I often talk about the heroes of our independence, but no finer example of heroics was displayed than on this historic exodus.  This was the harshest journey of our fight for independence and it was only made possible by the sheer will and determination of the remarkable women that led the way. 

There are countless stories of women who cared for the sick and diseased, sacrificed for the hungry, buried the dead, including their own children, and kept pressing on – never giving up.  They were relentless in their mission and just as much a part of our independence as were their counterparts.  As my grandmother always said, there is nothing more powerful than a woman that has made up her mind.  And these women, these mothers of freedom, had made up their mind.

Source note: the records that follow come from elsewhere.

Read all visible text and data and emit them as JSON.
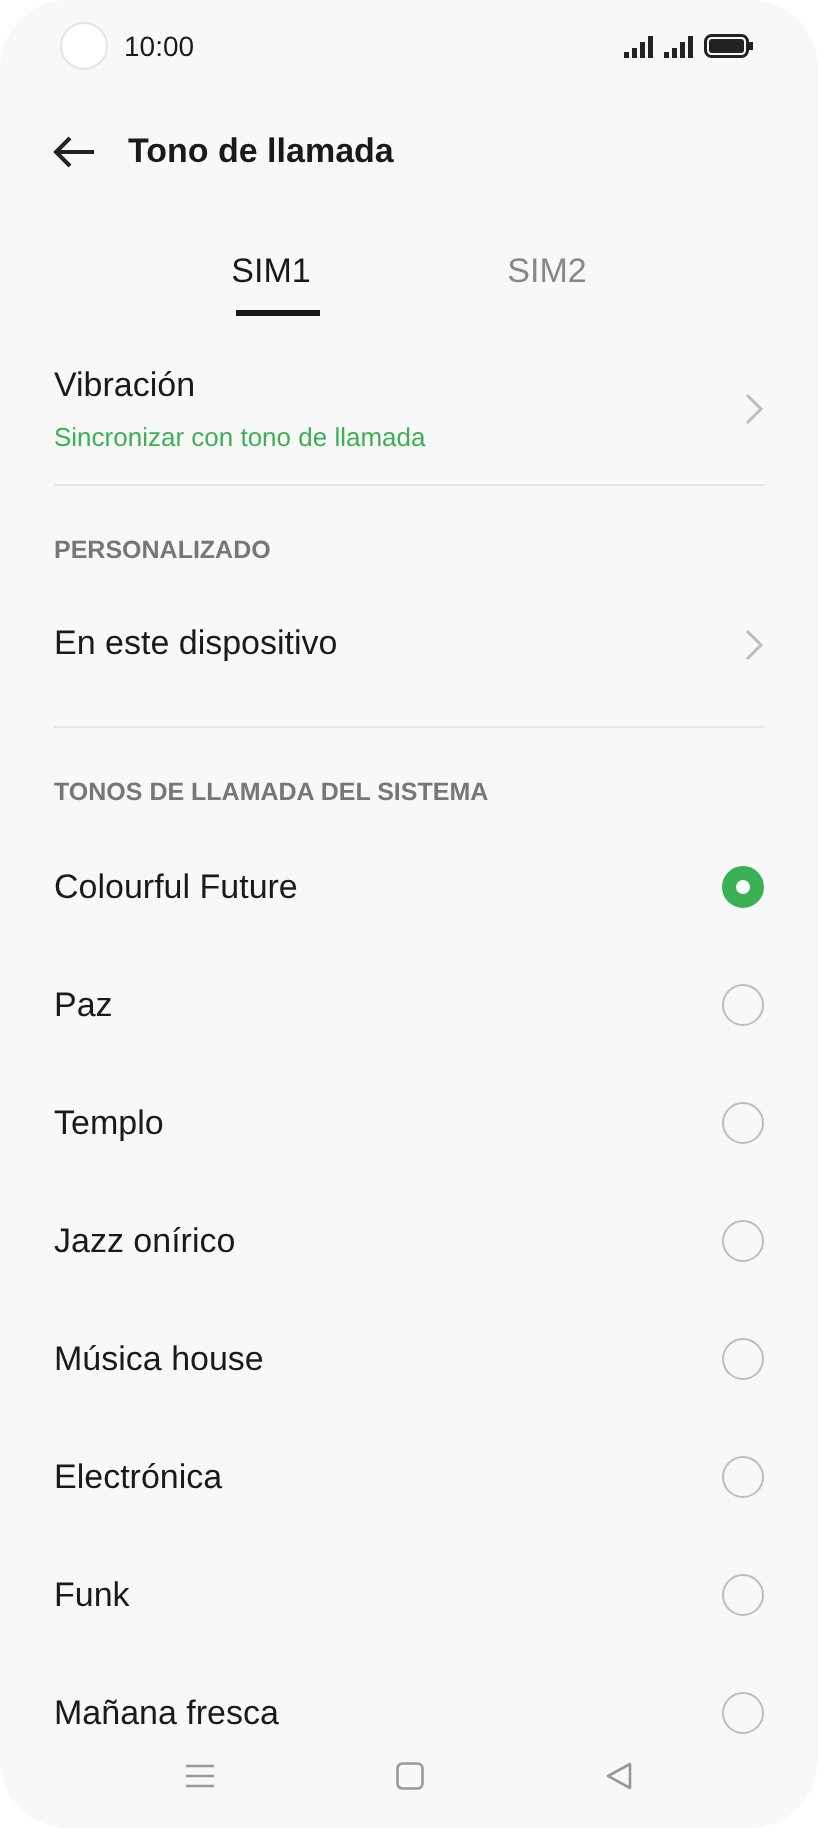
{
  "status_bar": {
    "time": "10:00"
  },
  "header": {
    "title": "Tono de llamada"
  },
  "tabs": [
    {
      "label": "SIM1",
      "selected": true
    },
    {
      "label": "SIM2",
      "selected": false
    }
  ],
  "vibration": {
    "title": "Vibración",
    "subtitle": "Sincronizar con tono de llamada"
  },
  "custom": {
    "heading": "PERSONALIZADO",
    "item": "En este dispositivo"
  },
  "system": {
    "heading": "TONOS DE LLAMADA DEL SISTEMA",
    "ringtones": [
      {
        "label": "Colourful Future",
        "selected": true
      },
      {
        "label": "Paz",
        "selected": false
      },
      {
        "label": "Templo",
        "selected": false
      },
      {
        "label": "Jazz onírico",
        "selected": false
      },
      {
        "label": "Música house",
        "selected": false
      },
      {
        "label": "Electrónica",
        "selected": false
      },
      {
        "label": "Funk",
        "selected": false
      },
      {
        "label": "Mañana fresca",
        "selected": false
      }
    ]
  }
}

General Thomas Jefferson Rusk understood Texas women well: "The men of Texas deserved much credit, but more was due the women. Armed men facing a foe could not but be brave; but the women, with their little children around them, without means of defense or power to resist, faced danger and death with unflinching courage."

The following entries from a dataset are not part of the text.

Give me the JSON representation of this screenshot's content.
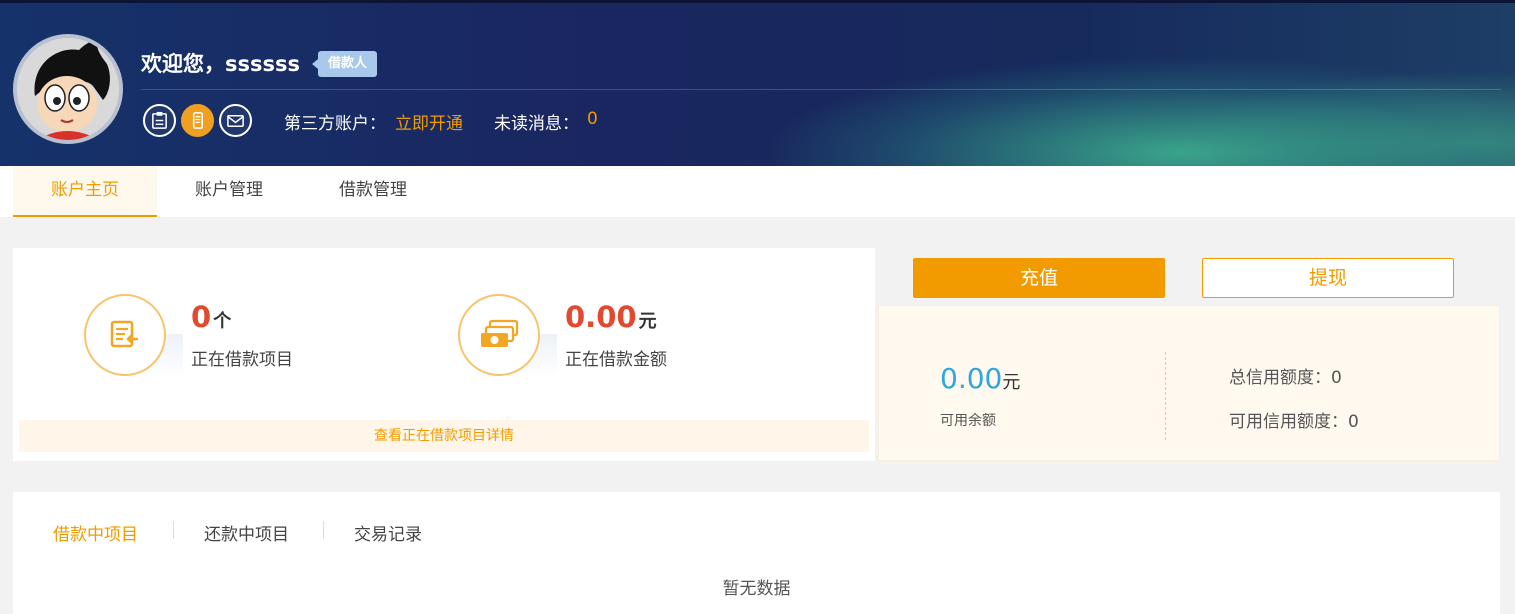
{
  "header": {
    "greeting": "欢迎您，ssssss",
    "role_badge": "借款人",
    "third_party_label": "第三方账户：",
    "third_party_link": "立即开通",
    "unread_label": "未读消息：",
    "unread_count": "0",
    "verify_icons": [
      "id-card-icon",
      "phone-icon",
      "email-icon"
    ]
  },
  "tabs": [
    {
      "label": "账户主页",
      "active": true
    },
    {
      "label": "账户管理",
      "active": false
    },
    {
      "label": "借款管理",
      "active": false
    }
  ],
  "stats": {
    "projects_value": "0",
    "projects_unit": "个",
    "projects_label": "正在借款项目",
    "amount_value": "0.00",
    "amount_unit": "元",
    "amount_label": "正在借款金额",
    "detail_link": "查看正在借款项目详情"
  },
  "balance": {
    "recharge_label": "充值",
    "withdraw_label": "提现",
    "available_value": "0.00",
    "available_unit": "元",
    "available_label": "可用余额",
    "total_credit": "总信用额度：0",
    "available_credit": "可用信用额度：0"
  },
  "records": {
    "tabs": [
      "借款中项目",
      "还款中项目",
      "交易记录"
    ],
    "empty_text": "暂无数据"
  },
  "colors": {
    "accent": "#f29b00",
    "value_red": "#e24a30",
    "balance_blue": "#2ea7e0"
  }
}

One such story recounts how one mother strapped a feather mattress to the back of a horse, tied her three young children on and led that horse by foot while carrying a baby on her hip.  This was a prettier picture than most.  As food and supplies were sparse, they also couldn’t afford to have anything extra weigh them down.  The muddied trails to safety were littered with feathers from mattresses and discarded items too burdensome to carry. 

As far as the eye could see, this was the scene along the Runaway Scrape. Most were starving, sick, and barely clothed.  Make shift graves lined the way and areas of high ground offered the only reprieve from the mud-soaked misery.

As General Sam and the boys crossed the San Jacinto, many of the runaways a step ahead faced a rising Trinity River to the east. The flooded waterway and river-bottoms forced them to seek shelter in the Liberty and Dayton settlements.  Today, a historical marker along Highway 90 recognizes this historical part of our Texas history.

On the afternoon of April 21, 1836, the runaways taking refuge along the banks of the Trinity heard the faint sounds of cannon fire in the distance.  Fearing the worst, the runaways wasted no time in ferrying the river and making their escape.  Little did they know at the time, but General Sam and his rag-tag bunch of freedom fighters whipped a vastly larger Mexican army that was caught napping, captured Santa Anna and a new Republic of Texas was won.

Just as terror and panic had raged throughout the land, the news of victory and independence did as well.  The cries from the battlefield, “Remember the Alamo! Remember Goliad!” were echoed along the now abandoned Runaway Scrape and met with, “San Jacinto! San Jacinto!” 

Texas – one and indivisible. 

And that’s just the way it is.